AIM OF THE EXERCISE :: Among the records below, how many lines contain "July"? State the number and nothing more.

•••

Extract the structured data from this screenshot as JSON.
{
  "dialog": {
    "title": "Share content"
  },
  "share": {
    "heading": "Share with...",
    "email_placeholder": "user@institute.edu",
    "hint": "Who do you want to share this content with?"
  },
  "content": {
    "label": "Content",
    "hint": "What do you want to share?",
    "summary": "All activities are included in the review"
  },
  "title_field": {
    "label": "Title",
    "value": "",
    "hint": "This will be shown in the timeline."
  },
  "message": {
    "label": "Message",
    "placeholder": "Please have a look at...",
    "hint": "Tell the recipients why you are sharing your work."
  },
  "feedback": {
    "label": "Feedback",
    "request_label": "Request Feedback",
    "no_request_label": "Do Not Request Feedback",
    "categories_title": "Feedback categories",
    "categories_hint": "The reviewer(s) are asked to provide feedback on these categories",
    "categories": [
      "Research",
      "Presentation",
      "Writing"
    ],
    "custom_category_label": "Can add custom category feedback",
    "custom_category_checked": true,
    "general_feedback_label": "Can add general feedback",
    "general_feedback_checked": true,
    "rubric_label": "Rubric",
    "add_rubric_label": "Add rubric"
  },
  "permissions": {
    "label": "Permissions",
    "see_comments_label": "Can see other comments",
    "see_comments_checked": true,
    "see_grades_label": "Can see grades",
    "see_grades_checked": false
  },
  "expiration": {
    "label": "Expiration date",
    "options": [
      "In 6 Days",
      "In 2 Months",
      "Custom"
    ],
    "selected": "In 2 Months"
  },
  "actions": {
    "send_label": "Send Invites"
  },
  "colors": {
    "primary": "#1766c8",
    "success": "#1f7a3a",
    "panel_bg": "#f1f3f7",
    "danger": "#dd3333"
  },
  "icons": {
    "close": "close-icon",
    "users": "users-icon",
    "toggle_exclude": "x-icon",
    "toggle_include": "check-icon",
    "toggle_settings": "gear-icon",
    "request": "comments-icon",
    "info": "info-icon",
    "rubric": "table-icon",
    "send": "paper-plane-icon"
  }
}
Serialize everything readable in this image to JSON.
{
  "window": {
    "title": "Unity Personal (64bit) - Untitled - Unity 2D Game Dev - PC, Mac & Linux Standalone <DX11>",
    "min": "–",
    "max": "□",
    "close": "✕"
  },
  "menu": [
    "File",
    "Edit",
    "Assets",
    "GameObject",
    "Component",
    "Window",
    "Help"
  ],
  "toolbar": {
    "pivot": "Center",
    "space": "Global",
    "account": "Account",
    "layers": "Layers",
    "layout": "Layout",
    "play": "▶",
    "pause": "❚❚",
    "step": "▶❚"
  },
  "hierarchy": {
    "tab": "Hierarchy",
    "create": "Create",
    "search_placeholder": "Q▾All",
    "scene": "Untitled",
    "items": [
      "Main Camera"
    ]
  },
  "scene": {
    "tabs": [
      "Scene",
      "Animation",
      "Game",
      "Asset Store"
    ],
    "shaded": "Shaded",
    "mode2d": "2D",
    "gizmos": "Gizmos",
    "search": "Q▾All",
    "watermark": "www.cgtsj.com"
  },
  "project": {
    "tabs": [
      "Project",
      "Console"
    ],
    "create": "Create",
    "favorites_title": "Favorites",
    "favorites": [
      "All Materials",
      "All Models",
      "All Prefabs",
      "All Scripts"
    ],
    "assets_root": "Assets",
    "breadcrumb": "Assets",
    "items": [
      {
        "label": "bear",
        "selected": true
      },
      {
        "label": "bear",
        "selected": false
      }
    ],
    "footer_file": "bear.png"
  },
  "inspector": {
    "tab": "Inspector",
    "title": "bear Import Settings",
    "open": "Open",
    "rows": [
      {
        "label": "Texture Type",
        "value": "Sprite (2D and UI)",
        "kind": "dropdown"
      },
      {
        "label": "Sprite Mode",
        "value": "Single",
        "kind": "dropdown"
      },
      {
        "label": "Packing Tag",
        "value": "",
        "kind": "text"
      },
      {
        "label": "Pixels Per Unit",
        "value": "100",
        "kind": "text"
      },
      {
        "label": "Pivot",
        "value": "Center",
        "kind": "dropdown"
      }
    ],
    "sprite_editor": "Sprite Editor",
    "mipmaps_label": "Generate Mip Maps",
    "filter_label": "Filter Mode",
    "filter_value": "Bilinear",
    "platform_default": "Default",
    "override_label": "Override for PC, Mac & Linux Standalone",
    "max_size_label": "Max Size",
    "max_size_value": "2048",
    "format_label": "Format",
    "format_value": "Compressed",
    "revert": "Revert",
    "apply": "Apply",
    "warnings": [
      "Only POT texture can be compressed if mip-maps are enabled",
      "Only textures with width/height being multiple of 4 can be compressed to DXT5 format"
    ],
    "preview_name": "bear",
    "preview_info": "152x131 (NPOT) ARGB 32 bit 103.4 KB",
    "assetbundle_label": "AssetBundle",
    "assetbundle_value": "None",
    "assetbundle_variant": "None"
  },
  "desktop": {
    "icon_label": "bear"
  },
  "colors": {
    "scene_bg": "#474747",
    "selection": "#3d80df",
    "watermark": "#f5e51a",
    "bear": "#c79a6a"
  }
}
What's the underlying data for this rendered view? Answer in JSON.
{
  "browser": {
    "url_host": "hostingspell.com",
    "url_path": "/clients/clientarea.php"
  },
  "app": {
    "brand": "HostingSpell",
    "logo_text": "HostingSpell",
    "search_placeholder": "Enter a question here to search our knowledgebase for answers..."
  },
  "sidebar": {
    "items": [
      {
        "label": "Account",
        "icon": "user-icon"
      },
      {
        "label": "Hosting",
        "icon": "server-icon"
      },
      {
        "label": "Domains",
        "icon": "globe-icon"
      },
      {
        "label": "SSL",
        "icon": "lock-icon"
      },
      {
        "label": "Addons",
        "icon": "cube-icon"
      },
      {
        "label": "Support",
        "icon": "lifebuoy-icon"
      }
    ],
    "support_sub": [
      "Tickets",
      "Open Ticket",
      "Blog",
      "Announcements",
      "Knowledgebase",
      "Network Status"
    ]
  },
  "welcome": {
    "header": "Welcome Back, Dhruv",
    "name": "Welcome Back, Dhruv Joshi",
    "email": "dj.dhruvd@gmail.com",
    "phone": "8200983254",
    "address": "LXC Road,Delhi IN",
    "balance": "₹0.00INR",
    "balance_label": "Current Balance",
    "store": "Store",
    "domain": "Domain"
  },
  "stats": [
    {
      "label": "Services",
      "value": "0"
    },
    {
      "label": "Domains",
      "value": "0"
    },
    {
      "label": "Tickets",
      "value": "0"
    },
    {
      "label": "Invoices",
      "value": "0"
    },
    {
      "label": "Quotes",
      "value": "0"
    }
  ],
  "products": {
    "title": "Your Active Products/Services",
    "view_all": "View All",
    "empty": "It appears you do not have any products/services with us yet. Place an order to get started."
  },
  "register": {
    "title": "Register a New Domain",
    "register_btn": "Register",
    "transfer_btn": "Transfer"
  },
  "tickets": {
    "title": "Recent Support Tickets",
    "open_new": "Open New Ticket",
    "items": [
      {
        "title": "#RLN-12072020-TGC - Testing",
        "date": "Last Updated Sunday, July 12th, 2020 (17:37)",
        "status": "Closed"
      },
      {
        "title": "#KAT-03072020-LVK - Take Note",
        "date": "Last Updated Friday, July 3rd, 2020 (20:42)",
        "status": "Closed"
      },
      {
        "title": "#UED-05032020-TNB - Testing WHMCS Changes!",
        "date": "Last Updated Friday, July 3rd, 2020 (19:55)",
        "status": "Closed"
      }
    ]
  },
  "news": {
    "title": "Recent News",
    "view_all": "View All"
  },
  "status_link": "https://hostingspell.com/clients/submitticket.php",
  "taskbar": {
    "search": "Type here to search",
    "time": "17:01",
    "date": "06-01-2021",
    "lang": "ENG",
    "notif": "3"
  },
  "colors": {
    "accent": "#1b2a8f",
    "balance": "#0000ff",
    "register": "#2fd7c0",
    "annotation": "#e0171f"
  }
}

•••

FINAL ANSWER :: 3